Harry also realized that the royal institution had been suppressing his mental health. “That was the start of a learning journey for me. I became aware that I’d been living in a bubble, within this family, within this institution, I was, sort of, almost trapped in a thought process or a mindset.”
To deal with his panic attacks, Harry started EMDR therapy — eye movement desensitization and reprocessing — and demonstrates it on camera in the third episode of the series.
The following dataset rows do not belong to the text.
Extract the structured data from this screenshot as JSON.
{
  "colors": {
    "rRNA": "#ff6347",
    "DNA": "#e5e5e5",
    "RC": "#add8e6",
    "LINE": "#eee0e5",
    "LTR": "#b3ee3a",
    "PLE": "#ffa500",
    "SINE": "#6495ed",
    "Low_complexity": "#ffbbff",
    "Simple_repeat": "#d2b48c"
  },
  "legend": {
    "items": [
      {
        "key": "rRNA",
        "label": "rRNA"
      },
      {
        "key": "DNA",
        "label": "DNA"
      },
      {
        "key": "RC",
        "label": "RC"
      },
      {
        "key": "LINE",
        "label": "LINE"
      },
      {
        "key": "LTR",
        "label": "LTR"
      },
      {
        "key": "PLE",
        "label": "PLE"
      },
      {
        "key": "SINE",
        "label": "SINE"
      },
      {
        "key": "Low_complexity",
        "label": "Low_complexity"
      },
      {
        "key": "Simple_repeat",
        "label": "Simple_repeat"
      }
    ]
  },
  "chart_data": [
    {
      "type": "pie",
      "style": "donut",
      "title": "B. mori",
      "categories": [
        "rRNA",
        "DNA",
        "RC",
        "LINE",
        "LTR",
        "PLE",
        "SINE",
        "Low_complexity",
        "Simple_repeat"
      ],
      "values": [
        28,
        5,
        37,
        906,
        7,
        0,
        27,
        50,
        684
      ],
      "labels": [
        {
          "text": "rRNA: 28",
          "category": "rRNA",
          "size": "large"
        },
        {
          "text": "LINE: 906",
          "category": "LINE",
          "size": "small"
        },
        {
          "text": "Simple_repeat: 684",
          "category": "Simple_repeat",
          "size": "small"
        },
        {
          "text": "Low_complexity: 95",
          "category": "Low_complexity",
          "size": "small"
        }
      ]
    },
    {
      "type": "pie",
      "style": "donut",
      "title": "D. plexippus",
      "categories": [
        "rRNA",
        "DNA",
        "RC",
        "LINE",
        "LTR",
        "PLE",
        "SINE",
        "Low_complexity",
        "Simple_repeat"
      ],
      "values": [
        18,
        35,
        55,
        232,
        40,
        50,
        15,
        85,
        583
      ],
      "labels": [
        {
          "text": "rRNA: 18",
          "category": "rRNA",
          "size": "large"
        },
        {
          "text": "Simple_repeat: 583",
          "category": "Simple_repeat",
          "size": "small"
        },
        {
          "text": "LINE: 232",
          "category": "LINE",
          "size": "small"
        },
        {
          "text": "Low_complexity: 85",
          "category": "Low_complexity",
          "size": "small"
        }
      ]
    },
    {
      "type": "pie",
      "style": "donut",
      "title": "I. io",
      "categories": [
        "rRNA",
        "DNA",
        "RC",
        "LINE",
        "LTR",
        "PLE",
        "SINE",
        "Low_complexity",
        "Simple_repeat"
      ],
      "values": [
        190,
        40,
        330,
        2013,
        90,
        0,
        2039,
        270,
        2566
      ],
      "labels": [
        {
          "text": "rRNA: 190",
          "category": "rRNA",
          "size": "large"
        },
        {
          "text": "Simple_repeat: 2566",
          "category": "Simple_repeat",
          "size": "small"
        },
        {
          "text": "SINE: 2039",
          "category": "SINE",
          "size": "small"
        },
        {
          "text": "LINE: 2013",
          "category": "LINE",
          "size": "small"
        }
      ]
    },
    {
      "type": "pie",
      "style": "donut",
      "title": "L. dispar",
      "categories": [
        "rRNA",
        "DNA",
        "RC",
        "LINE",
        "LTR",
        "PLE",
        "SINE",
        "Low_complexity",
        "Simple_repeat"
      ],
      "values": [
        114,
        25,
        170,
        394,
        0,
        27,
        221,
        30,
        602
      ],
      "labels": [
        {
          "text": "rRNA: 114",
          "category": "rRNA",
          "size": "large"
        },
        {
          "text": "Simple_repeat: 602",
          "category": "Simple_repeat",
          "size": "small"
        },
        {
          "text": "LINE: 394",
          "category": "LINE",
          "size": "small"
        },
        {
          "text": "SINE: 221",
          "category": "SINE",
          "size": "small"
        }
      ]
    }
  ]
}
The technique involves rapidly moving your eyes and tapping your shoulders, which Harry says leaves him with a feeling of “calmness” and “strength.”
“EMDR is always something that I wanted to try and that was one of the varieties of different forms of healing or curing that I was willing to experiment with, and I never would have been open to that had I not put in the work and the therapy that I’ve done over the years,” Harry says.
Breaking the cycle of suffering
It was the birth of Archie that helped inspire Harry to step down as a working royal, because he didn’t want to continue the cycle of abuse. “I then had a son, who I would far rather be solely focused on, rather than every time I look in his eyes wondering whether my wife is going to end up like my mother and I’m going to have to look after him myself,” he says. “That was one of the biggest reasons to leave, feeling trapped, and feeling controlled through fear. Both by the media and by the system itself, which never encouraged the talking about this kind of trauma. Certainly, now I will never be bullied into silence.”
Harry credits therapy with saving his and Meghan’s lives and with helping him make the decision to leave the royal institution. He also reveals that the Firm tried to stop him from leaving. “One of the biggest lessons I’ve ever learned in life is you’ve sometimes got to go back and to deal with really uncomfortable situations and to be able to process it in order to be able to heal. For me, therapy has equipped me to be able to take on anything,” he says. “That’s why I’m here now. That’s why my wife is here now. That feeling of being trapped within the family is… There was no option to leave. Eventually, when I made that decision for my family, I was still told, ‘You can’t do this.'”
Now, Harry is determined to break the cycle of suffering that he feels his father Prince Charles passed down to him. “My father used to say to me, when I was younger, he used to say to both William and I, ‘Well, it was like that for me. So it’s going to be like that for you.’ That doesn’t make sense — just because you suffered it doesn’t mean that your kids have to suffer,” he says. “In fact, quite the opposite. If you suffered, do everything you can to make sure that whatever negative experiences that you had, that you can make it right for your kids. We chose to put our mental health first. That’s what we’re doing. And that’s what we will continue to do. Isn’t this all about breaking the cycle? Isn’t it all about making sure that history doesn’t repeat itself? That whatever pain and suffering has happened to you, that you don’t pass on.”
Harry and Meghan celebrated their third wedding anniversary on May 19. They are expecting their second child, a daughter, this summer.